WHAT NEEDS TO BE DONE. Go through the records below and return each line that has "this" in it.

(Data about app and page elements)
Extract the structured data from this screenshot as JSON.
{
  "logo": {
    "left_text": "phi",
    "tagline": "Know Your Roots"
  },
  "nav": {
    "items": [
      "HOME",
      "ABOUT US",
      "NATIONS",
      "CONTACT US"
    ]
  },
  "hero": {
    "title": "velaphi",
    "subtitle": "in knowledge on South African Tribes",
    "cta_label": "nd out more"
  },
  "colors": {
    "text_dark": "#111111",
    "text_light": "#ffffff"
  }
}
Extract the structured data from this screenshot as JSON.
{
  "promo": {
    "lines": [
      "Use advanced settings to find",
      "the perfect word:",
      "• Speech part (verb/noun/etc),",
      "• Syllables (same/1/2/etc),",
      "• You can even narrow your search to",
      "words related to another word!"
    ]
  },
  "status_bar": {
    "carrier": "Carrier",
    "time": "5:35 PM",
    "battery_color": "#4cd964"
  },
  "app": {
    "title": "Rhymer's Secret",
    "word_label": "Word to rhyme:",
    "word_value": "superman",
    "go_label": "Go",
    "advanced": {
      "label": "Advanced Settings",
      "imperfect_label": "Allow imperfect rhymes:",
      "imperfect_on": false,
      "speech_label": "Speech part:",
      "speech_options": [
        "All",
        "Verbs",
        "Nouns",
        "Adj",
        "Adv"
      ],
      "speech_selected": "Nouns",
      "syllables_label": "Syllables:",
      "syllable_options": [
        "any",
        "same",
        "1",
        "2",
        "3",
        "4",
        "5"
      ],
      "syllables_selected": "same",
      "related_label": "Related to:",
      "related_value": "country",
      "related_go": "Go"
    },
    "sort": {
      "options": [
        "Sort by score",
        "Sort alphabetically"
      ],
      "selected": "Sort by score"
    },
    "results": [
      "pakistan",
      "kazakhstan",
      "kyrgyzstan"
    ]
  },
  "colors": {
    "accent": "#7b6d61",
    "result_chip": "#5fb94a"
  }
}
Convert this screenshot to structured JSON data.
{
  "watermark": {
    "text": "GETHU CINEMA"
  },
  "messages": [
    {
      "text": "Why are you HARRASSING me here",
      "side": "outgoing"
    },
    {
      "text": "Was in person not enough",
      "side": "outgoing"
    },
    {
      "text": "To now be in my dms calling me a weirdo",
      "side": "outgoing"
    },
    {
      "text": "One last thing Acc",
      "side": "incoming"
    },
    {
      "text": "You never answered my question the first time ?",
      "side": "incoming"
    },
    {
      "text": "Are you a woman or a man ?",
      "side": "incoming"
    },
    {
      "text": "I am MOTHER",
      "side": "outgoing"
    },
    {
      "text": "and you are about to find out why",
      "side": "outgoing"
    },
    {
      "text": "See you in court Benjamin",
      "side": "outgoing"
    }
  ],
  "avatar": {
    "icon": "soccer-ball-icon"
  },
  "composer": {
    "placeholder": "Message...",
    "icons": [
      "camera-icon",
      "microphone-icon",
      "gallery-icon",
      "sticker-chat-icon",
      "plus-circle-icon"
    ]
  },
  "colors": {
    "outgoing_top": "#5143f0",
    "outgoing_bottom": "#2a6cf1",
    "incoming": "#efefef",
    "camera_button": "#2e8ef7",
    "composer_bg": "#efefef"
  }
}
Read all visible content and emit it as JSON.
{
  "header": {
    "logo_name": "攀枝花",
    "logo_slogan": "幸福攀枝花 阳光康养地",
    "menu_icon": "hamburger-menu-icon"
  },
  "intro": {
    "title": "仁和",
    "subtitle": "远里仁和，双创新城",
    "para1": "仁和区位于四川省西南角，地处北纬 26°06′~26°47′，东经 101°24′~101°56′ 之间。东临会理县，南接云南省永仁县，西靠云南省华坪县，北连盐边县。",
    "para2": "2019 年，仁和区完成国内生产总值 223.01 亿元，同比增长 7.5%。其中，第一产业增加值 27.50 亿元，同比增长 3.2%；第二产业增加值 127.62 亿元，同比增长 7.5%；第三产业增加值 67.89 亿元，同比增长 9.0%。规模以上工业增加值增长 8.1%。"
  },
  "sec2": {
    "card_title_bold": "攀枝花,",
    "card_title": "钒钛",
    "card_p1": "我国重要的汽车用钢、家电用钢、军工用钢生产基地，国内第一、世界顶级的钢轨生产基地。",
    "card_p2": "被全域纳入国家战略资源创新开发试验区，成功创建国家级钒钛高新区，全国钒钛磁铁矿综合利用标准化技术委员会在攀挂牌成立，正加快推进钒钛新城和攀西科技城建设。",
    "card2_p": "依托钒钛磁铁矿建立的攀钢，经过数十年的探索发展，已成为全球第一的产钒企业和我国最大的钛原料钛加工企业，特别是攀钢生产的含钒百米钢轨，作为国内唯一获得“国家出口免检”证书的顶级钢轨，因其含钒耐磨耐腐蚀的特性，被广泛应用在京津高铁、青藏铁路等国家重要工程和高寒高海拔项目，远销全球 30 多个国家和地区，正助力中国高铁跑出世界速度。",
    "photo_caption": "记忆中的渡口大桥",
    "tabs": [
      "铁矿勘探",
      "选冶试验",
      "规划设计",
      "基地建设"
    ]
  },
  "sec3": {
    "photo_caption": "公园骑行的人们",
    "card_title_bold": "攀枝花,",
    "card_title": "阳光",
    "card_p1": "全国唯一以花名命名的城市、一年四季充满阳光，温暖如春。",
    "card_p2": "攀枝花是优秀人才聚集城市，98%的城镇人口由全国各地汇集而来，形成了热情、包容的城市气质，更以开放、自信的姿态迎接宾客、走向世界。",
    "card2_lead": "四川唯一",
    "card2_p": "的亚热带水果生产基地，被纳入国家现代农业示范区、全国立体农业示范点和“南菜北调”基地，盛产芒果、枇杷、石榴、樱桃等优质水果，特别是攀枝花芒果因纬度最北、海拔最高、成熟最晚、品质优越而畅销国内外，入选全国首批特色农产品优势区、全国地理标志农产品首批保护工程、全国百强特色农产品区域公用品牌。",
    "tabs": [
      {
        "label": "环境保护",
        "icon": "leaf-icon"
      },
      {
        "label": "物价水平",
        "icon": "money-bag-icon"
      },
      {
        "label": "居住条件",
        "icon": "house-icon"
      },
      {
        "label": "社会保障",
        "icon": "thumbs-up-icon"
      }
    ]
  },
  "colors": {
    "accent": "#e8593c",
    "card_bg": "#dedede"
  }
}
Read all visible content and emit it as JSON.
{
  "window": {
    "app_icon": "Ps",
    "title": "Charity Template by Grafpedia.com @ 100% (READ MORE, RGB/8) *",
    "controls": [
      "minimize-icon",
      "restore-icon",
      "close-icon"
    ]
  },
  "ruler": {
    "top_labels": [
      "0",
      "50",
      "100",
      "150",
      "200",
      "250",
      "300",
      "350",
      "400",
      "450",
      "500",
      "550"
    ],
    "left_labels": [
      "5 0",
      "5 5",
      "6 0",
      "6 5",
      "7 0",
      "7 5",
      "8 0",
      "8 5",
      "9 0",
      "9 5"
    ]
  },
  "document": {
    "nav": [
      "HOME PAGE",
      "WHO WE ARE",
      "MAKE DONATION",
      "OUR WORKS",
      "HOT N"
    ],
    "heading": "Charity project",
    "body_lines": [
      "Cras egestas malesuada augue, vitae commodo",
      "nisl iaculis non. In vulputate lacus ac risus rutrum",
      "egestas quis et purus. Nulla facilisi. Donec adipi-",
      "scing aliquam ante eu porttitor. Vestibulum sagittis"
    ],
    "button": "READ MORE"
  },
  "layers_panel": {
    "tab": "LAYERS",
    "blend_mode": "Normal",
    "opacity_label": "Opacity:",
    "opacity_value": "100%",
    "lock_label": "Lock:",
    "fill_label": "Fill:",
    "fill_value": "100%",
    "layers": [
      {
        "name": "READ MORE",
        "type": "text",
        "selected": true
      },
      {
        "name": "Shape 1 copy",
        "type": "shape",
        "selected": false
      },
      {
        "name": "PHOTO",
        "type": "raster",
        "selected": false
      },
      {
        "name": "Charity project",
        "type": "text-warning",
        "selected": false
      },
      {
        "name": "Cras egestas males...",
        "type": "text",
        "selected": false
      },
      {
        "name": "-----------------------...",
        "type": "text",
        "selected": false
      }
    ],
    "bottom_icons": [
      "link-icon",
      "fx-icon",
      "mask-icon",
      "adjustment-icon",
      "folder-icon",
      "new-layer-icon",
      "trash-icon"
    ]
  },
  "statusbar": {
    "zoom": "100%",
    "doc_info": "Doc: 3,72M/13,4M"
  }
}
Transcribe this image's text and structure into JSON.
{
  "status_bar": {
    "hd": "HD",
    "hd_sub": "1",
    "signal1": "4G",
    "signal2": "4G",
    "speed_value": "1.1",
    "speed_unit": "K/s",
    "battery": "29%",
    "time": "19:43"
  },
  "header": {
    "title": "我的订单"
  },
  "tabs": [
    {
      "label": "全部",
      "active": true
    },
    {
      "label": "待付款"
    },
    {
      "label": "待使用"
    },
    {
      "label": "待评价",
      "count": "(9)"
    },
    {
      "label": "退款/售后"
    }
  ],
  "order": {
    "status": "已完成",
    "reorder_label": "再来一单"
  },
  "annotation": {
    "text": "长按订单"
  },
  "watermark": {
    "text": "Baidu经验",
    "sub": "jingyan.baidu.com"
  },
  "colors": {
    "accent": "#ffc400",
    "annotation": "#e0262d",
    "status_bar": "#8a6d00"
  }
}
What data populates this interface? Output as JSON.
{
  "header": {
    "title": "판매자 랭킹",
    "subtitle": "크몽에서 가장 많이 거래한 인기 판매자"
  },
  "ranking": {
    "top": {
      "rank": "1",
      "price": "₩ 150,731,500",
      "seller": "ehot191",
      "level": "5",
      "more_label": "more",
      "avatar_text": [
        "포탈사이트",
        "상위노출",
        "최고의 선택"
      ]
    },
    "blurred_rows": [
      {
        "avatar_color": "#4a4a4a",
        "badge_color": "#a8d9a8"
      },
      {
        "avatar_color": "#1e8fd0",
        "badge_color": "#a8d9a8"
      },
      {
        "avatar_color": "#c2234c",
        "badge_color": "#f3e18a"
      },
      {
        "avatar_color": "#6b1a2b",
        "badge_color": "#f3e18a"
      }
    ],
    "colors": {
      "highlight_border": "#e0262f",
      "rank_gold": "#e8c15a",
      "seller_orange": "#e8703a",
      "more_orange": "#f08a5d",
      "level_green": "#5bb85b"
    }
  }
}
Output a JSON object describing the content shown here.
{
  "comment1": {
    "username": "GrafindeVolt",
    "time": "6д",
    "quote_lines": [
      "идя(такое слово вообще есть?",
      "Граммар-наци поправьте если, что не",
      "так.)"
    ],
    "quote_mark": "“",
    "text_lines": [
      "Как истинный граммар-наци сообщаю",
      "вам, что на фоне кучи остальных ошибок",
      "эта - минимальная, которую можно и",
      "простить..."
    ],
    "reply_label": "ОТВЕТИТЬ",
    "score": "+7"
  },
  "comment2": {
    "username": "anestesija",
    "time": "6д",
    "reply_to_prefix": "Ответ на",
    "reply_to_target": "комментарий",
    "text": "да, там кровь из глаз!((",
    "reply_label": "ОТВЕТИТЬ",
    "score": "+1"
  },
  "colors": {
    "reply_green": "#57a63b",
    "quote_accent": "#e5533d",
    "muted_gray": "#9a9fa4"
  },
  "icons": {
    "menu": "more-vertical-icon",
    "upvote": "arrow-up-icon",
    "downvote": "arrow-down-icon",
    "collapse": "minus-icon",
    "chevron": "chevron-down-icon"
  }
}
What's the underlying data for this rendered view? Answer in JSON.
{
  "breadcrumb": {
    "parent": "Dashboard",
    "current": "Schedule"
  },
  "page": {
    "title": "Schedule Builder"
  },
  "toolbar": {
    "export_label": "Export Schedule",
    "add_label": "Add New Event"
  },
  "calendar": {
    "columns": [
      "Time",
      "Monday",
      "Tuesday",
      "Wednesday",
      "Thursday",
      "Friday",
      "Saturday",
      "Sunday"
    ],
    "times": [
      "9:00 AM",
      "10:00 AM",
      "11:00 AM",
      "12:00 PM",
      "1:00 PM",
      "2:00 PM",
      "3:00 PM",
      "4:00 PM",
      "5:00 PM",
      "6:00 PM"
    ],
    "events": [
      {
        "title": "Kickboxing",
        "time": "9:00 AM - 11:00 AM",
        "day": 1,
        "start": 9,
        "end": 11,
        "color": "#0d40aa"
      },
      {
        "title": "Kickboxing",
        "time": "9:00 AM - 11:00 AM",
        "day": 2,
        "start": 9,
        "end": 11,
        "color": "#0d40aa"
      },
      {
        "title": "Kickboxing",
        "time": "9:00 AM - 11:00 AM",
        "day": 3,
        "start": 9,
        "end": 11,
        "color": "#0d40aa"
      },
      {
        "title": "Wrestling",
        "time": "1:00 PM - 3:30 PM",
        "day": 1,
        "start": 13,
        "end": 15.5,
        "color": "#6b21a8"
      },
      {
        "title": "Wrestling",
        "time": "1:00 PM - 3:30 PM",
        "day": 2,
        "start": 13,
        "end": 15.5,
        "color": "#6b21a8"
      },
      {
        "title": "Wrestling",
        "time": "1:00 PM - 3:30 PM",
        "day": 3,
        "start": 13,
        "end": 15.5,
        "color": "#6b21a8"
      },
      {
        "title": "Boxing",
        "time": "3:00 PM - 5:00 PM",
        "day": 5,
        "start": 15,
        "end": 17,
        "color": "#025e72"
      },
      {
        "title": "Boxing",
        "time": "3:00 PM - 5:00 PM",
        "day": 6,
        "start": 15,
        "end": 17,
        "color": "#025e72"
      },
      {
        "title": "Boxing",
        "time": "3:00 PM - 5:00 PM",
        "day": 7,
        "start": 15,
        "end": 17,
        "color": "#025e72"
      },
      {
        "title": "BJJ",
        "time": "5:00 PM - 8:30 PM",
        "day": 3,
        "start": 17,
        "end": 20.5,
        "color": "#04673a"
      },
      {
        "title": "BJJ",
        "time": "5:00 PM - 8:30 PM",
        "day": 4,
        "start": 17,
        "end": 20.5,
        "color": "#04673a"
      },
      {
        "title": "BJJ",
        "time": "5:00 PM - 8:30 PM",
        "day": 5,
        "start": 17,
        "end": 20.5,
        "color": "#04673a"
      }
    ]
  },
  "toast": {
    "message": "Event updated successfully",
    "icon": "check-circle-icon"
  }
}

EXERCISE RESPONSE.
Extract the structured data from this screenshot as JSON.
Extract the structured data from this screenshot as JSON.
Convert this screenshot to structured JSON data.
Transcribe this image's text and structure into JSON.
What data populates this interface? Output as JSON.
What's the underlying data for this rendered view? Answer in JSON.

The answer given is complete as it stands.